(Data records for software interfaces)
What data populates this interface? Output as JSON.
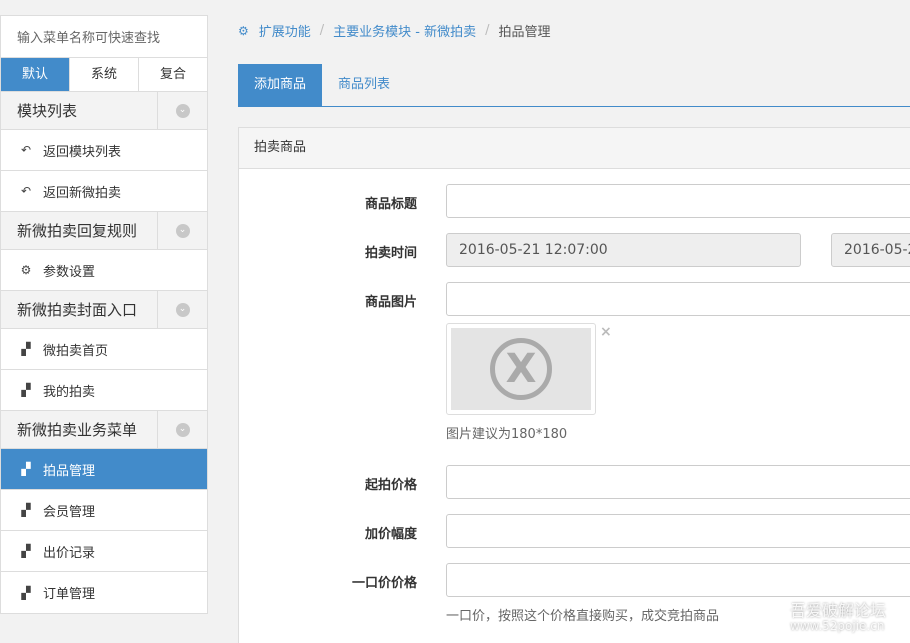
{
  "sidebar": {
    "search_placeholder": "输入菜单名称可快速查找",
    "tabs": [
      "默认",
      "系统",
      "复合"
    ],
    "groups": [
      {
        "title": "模块列表",
        "items": [
          "返回模块列表",
          "返回新微拍卖"
        ]
      },
      {
        "title": "新微拍卖回复规则",
        "items": [
          "参数设置"
        ]
      },
      {
        "title": "新微拍卖封面入口",
        "items": [
          "微拍卖首页",
          "我的拍卖"
        ]
      },
      {
        "title": "新微拍卖业务菜单",
        "items": [
          "拍品管理",
          "会员管理",
          "出价记录",
          "订单管理"
        ]
      }
    ],
    "active_item": "拍品管理"
  },
  "breadcrumb": {
    "items": [
      "扩展功能",
      "主要业务模块 - 新微拍卖",
      "拍品管理"
    ],
    "separator": "/"
  },
  "tabs": {
    "items": [
      "添加商品",
      "商品列表"
    ]
  },
  "panel": {
    "title": "拍卖商品",
    "labels": {
      "title": "商品标题",
      "time": "拍卖时间",
      "image": "商品图片",
      "start_price": "起拍价格",
      "increment": "加价幅度",
      "buyout": "一口价价格"
    },
    "time_start": "2016-05-21 12:07:00",
    "time_end": "2016-05-2",
    "image_help": "图片建议为180*180",
    "buyout_help": "一口价，按照这个价格直接购买，成交竞拍商品",
    "remove_glyph": "×"
  },
  "watermark": {
    "line1": "吾爱破解论坛",
    "line2": "www.52pojie.cn"
  },
  "colors": {
    "accent": "#428bca",
    "page_bg": "#f2f2f2"
  },
  "icons": {
    "breadcrumb": "cogs-icon",
    "back": "reply-icon",
    "settings": "gear-icon",
    "module": "puzzle-icon",
    "toggle": "chevron-down-circle-icon"
  }
}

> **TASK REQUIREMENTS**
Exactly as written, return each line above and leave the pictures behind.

> **EXERCISE OUTPUT**
What data populates this interface? Output as JSON.
{
  "sidebar": {
    "search_placeholder": "输入菜单名称可快速查找",
    "tabs": [
      "默认",
      "系统",
      "复合"
    ],
    "groups": [
      {
        "title": "模块列表",
        "items": [
          "返回模块列表",
          "返回新微拍卖"
        ]
      },
      {
        "title": "新微拍卖回复规则",
        "items": [
          "参数设置"
        ]
      },
      {
        "title": "新微拍卖封面入口",
        "items": [
          "微拍卖首页",
          "我的拍卖"
        ]
      },
      {
        "title": "新微拍卖业务菜单",
        "items": [
          "拍品管理",
          "会员管理",
          "出价记录",
          "订单管理"
        ]
      }
    ],
    "active_item": "拍品管理"
  },
  "breadcrumb": {
    "items": [
      "扩展功能",
      "主要业务模块 - 新微拍卖",
      "拍品管理"
    ],
    "separator": "/"
  },
  "tabs": {
    "items": [
      "添加商品",
      "商品列表"
    ]
  },
  "panel": {
    "title": "拍卖商品",
    "labels": {
      "title": "商品标题",
      "time": "拍卖时间",
      "image": "商品图片",
      "start_price": "起拍价格",
      "increment": "加价幅度",
      "buyout": "一口价价格"
    },
    "time_start": "2016-05-21 12:07:00",
    "time_end": "2016-05-2",
    "image_help": "图片建议为180*180",
    "buyout_help": "一口价，按照这个价格直接购买，成交竞拍商品",
    "remove_glyph": "×"
  },
  "watermark": {
    "line1": "吾爱破解论坛",
    "line2": "www.52pojie.cn"
  },
  "colors": {
    "accent": "#428bca",
    "page_bg": "#f2f2f2"
  },
  "icons": {
    "breadcrumb": "cogs-icon",
    "back": "reply-icon",
    "settings": "gear-icon",
    "module": "puzzle-icon",
    "toggle": "chevron-down-circle-icon"
  }
}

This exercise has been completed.